What lines below include the word "false"? Copy each one.

Dataset items
# # # #
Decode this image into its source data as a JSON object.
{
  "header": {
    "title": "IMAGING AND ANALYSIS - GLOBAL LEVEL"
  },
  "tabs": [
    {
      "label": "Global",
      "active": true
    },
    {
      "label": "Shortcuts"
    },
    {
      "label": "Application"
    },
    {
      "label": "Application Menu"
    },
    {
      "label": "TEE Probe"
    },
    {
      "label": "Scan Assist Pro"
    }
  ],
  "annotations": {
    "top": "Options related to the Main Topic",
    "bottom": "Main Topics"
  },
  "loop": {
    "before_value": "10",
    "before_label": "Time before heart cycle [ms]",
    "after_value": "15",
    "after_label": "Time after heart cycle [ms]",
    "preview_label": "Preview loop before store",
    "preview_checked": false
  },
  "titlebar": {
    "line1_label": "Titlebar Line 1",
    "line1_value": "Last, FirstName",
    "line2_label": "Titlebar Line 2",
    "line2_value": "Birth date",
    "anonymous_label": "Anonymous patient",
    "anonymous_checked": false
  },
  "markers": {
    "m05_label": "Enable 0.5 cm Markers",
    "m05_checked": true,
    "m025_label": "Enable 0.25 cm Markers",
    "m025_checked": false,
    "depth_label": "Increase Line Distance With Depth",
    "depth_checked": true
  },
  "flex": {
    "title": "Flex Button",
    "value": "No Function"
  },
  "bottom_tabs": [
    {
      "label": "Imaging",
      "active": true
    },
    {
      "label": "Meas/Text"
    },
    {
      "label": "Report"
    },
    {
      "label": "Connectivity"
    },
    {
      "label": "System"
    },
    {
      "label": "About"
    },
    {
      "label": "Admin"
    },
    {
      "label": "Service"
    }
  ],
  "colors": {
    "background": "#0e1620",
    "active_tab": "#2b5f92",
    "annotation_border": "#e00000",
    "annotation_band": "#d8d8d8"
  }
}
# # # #
Task output »
    "preview_checked": false
    "anonymous_checked": false
    "m025_checked": false,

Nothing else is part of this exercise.